“EA and PopCap are a compelling combination,” said EA CEO John Riccitiello. “PopCap’s great studio talent and powerful IP add to EA’s momentum and accelerate our drive towards a $1 billion digital business. EA’s global studio and publishing network will help PopCap rapidly expand their business to more digital devices, more countries, and more channels.”
Electronic Arts will pay approximately $650 million in cash and another $100 million in EA stock to PopCap in order to bring the company into the EA fold. There are also potentially lucrative performance incentives if PopCap’s game continue to do so well in the market. Not bad for a little company that started off leasing two games that they had developed to Microsoft for $3500 a month. PopCap had offered to sell Bejewled to Microsoft for $35,000 back in 1999 and MS had made offers to try and buy PopCap on the cheap. Microsoft obviously missed out. PopCap made keeping the company in Seattle part of this new agreement with EA. Likely true expansion rumors are already circulating about the company adding hundreds of new positions over the next three years.
“We picked EA because they have recast their culture around making great digital games,” said David Roberts, CEO of PopCap. “By working with EA, we’ll scale our games and services to deliver more social, mobile, casual fun to an even bigger, global audience.”

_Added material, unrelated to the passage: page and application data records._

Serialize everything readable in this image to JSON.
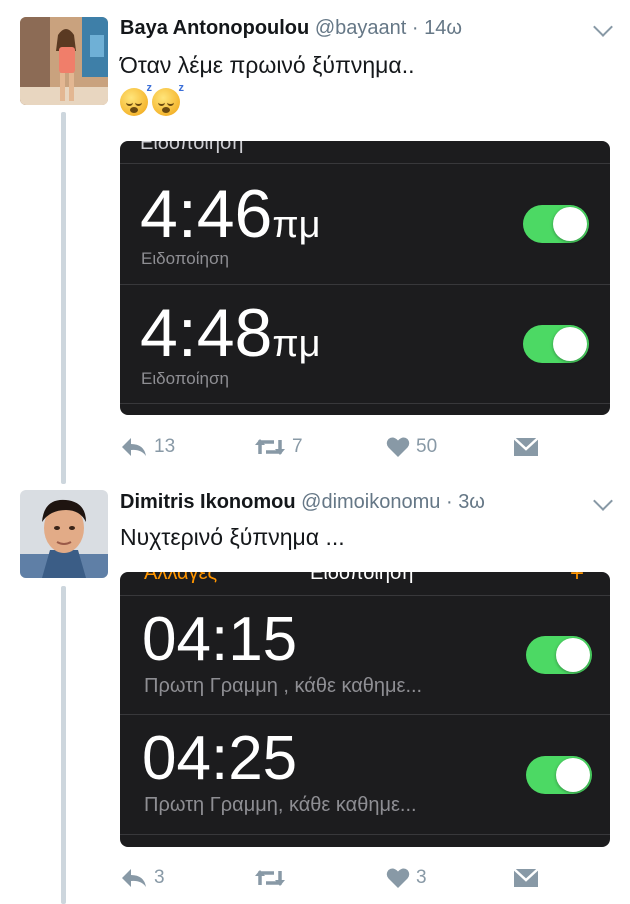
{
  "colors": {
    "accent_toggle": "#4cd964",
    "meta": "#8899a6",
    "media_bg": "#1c1c1e",
    "orange": "#ff9500"
  },
  "tweets": [
    {
      "name": "Baya Antonopoulou",
      "handle": "@bayaant",
      "sep": "·",
      "time": "14ω",
      "text": "Όταν λέμε πρωινό ξύπνημα..",
      "media": {
        "top_cut": "Ειδοποίηση",
        "alarms": [
          {
            "time": "4:46",
            "ampm": "πμ",
            "label": "Ειδοποίηση",
            "enabled": true
          },
          {
            "time": "4:48",
            "ampm": "πμ",
            "label": "Ειδοποίηση",
            "enabled": true
          }
        ]
      },
      "actions": {
        "reply_icon": "reply-icon",
        "replies": "13",
        "retweet_icon": "retweet-icon",
        "retweets": "7",
        "like_icon": "heart-icon",
        "likes": "50",
        "dm_icon": "message-icon"
      }
    },
    {
      "name": "Dimitris Ikonomou",
      "handle": "@dimoikonomu",
      "sep": "·",
      "time": "3ω",
      "text": "Νυχτερινό ξύπνημα ...",
      "media": {
        "top_left": "Αλλαγές",
        "top_center": "Ειδοποίηση",
        "top_right": "+",
        "alarms": [
          {
            "time": "04:15",
            "label": "Πρωτη Γραμμη , κάθε καθημε...",
            "enabled": true
          },
          {
            "time": "04:25",
            "label": "Πρωτη Γραμμη, κάθε καθημε...",
            "enabled": true
          }
        ]
      },
      "actions": {
        "reply_icon": "reply-icon",
        "replies": "3",
        "retweet_icon": "retweet-icon",
        "likes": "3",
        "like_icon": "heart-icon",
        "dm_icon": "message-icon"
      }
    }
  ]
}
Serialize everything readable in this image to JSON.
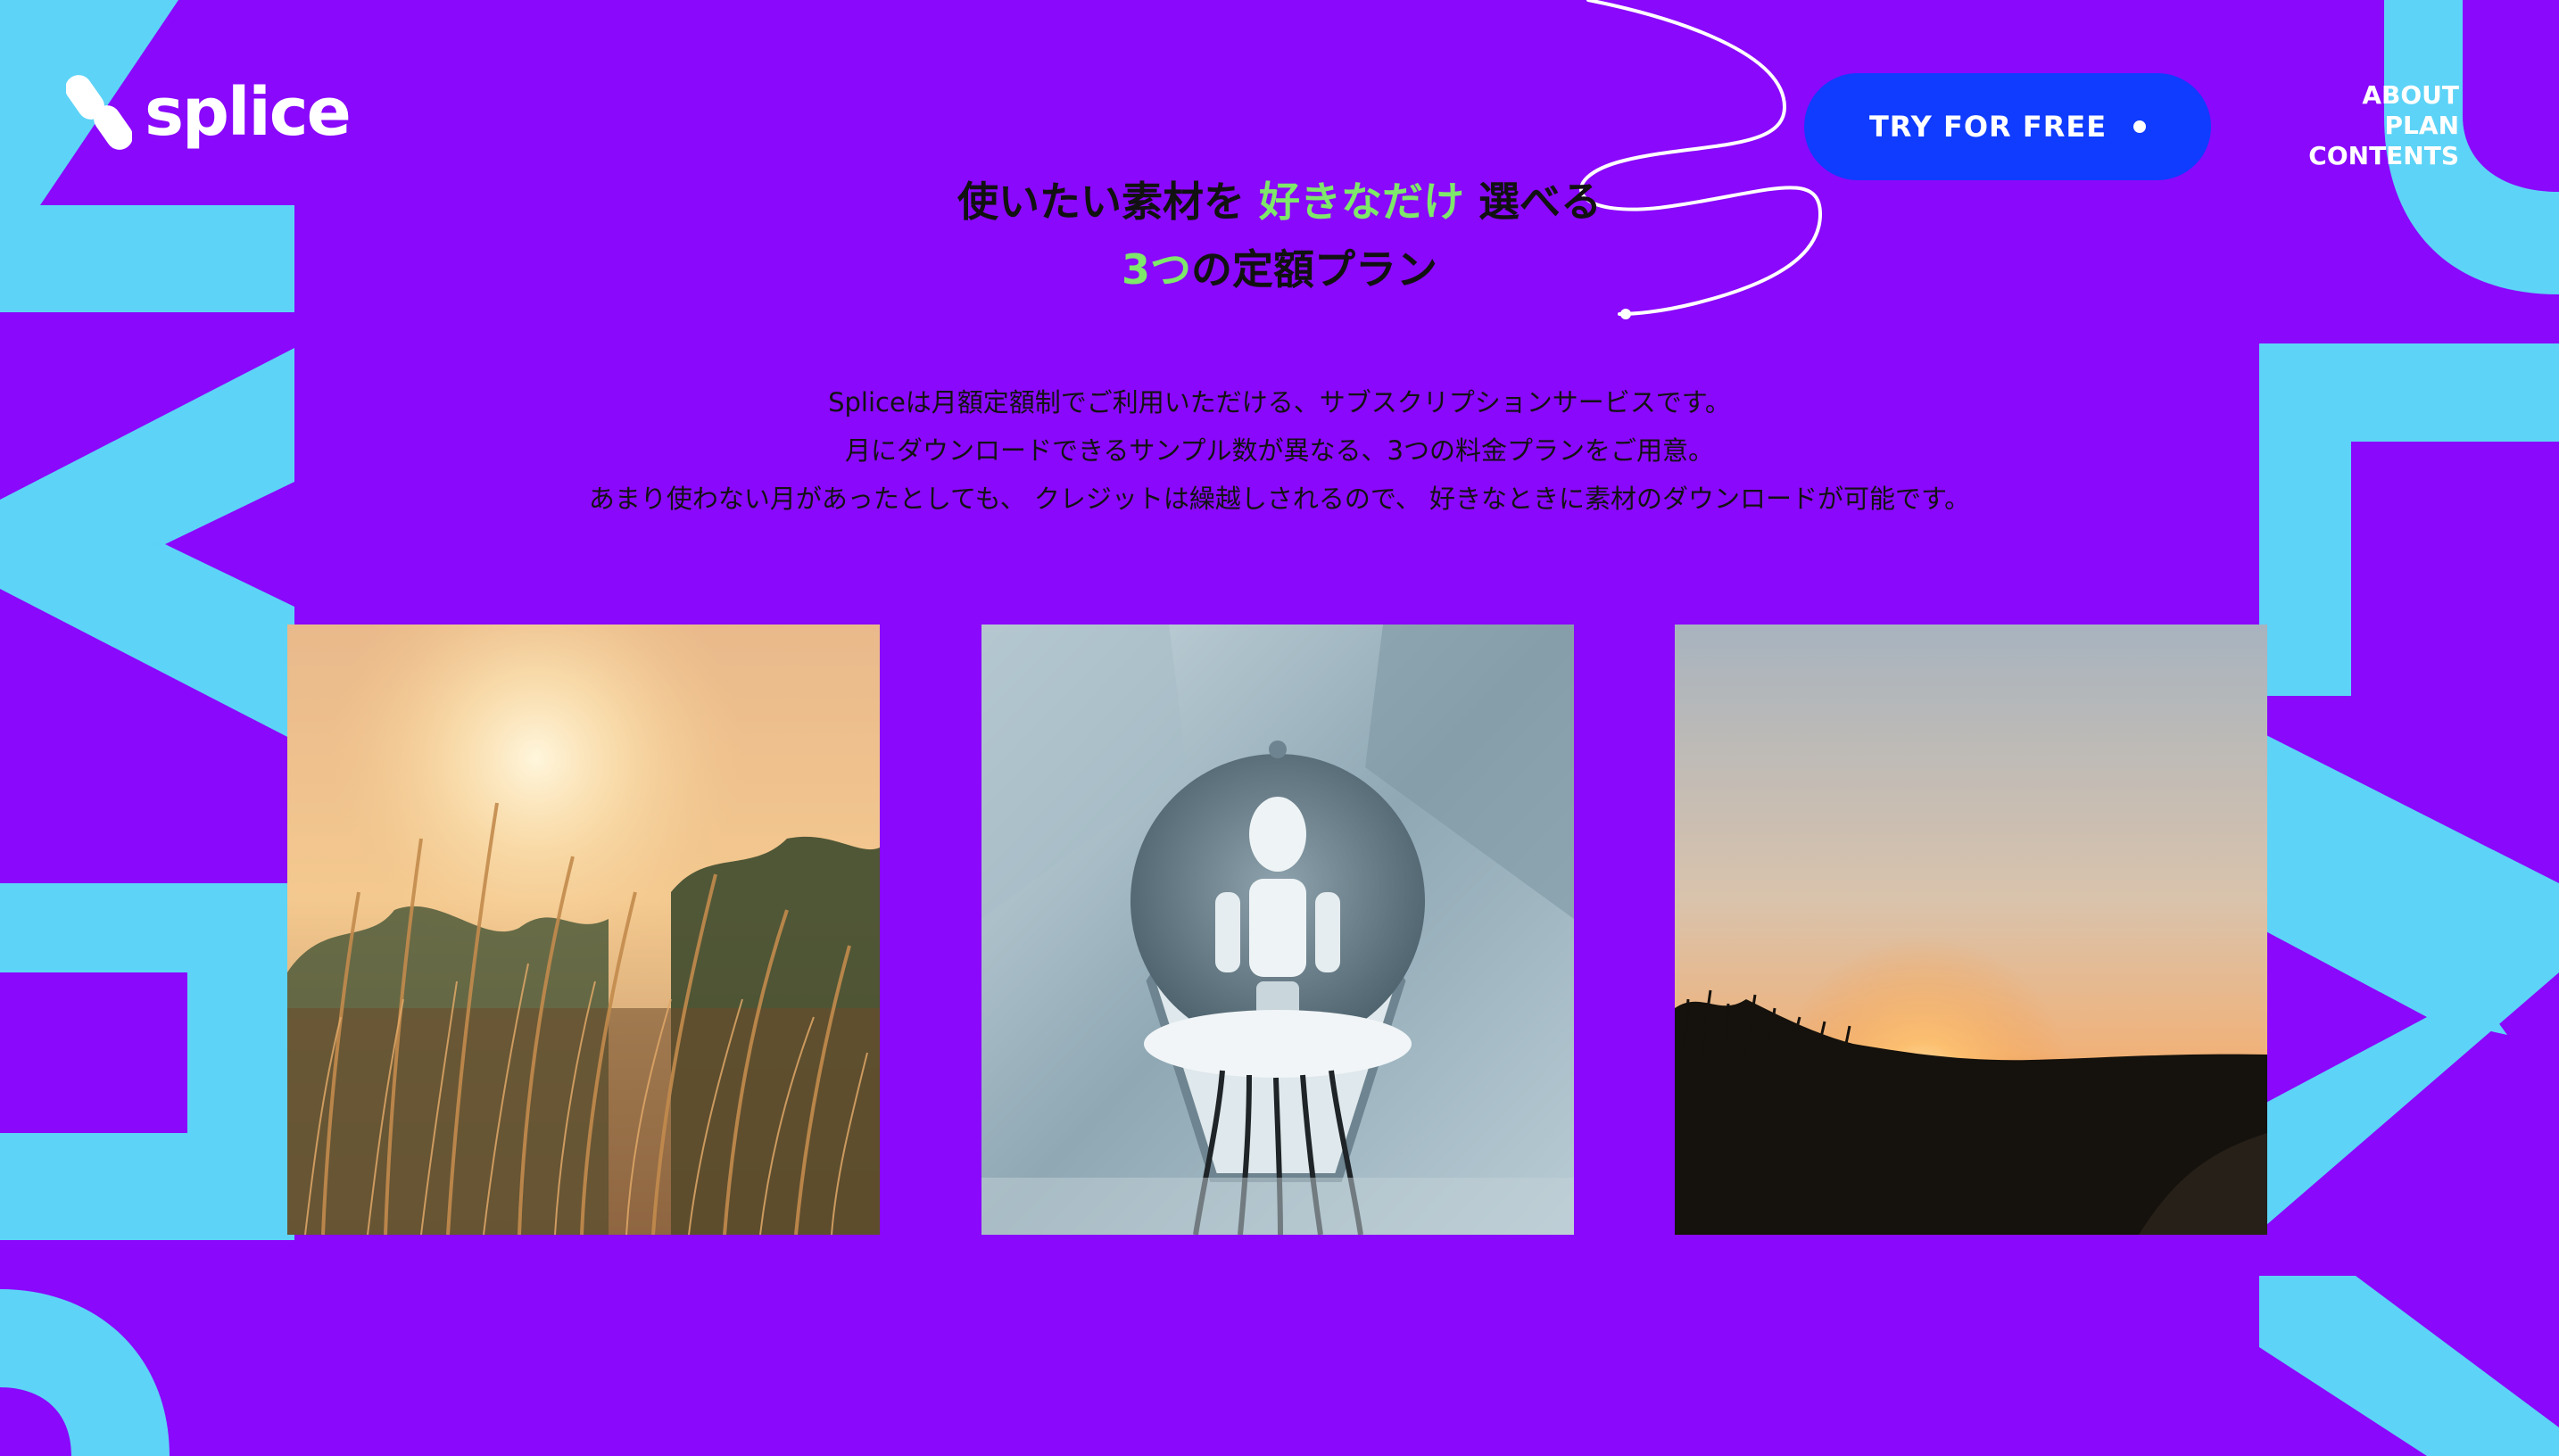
{
  "brand": {
    "name": "splice"
  },
  "header": {
    "cta_label": "TRY FOR FREE",
    "nav": [
      "ABOUT",
      "PLAN",
      "CONTENTS"
    ]
  },
  "headline": {
    "line1_part1": "使いたい素材を ",
    "line1_accent": "好きなだけ",
    "line1_part2": " 選べる",
    "line2_accent": "3つ",
    "line2_part": "の定額プラン"
  },
  "description": [
    "Spliceは月額定額制でご利用いただける、サブスクリプションサービスです。",
    "月にダウンロードできるサンプル数が異なる、3つの料金プランをご用意。",
    "あまり使わない月があったとしても、 クレジットは繰越しされるので、 好きなときに素材のダウンロードが可能です。"
  ],
  "colors": {
    "background": "#8a08fb",
    "accent_text": "#7ee86a",
    "deco_letters": "#5dd3f7",
    "cta": "#0f3cff"
  }
}
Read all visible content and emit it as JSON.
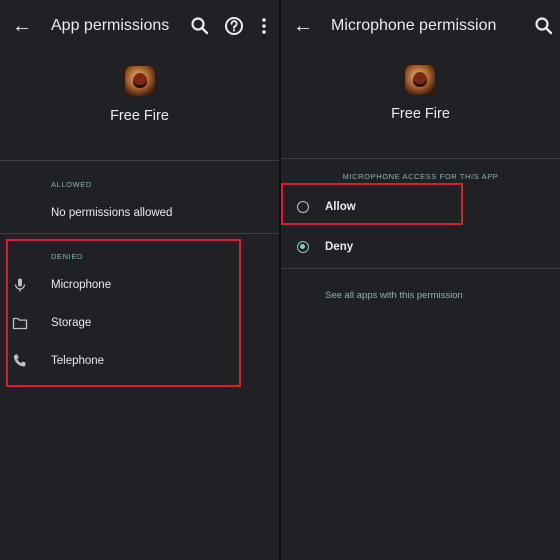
{
  "left": {
    "header": {
      "back_label": "←",
      "title": "App permissions"
    },
    "app": {
      "name": "Free Fire"
    },
    "allowed": {
      "heading": "ALLOWED",
      "empty_text": "No permissions allowed"
    },
    "denied": {
      "heading": "DENIED",
      "items": [
        {
          "label": "Microphone",
          "icon": "microphone-icon"
        },
        {
          "label": "Storage",
          "icon": "folder-icon"
        },
        {
          "label": "Telephone",
          "icon": "phone-icon"
        }
      ]
    }
  },
  "right": {
    "header": {
      "back_label": "←",
      "title": "Microphone permission"
    },
    "app": {
      "name": "Free Fire"
    },
    "section_heading": "MICROPHONE ACCESS FOR THIS APP",
    "options": [
      {
        "label": "Allow",
        "selected": false
      },
      {
        "label": "Deny",
        "selected": true
      }
    ],
    "link": "See all apps with this permission"
  },
  "colors": {
    "background": "#202124",
    "accent": "#80cbc4",
    "highlight": "#d81f2a"
  }
}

Electronic Arts has previously stated that it was through making large acquisitions after a previous deal for Playfish. PopCap had previously stated October as an IPO time-frame. Apparently this new deal was too sweet for either company to pass up. The video game and financial worlds both kept close eyes on this deal as Zynga, the maker of the Farmville and Empires and Allies games is set to go public soon. The EA/PopCap deal could hint about Zynga’s potential market value. At any rate, EA has certainly added a crown jewel to their roster in the ever-important casual gaming market. Best of luck PopCap.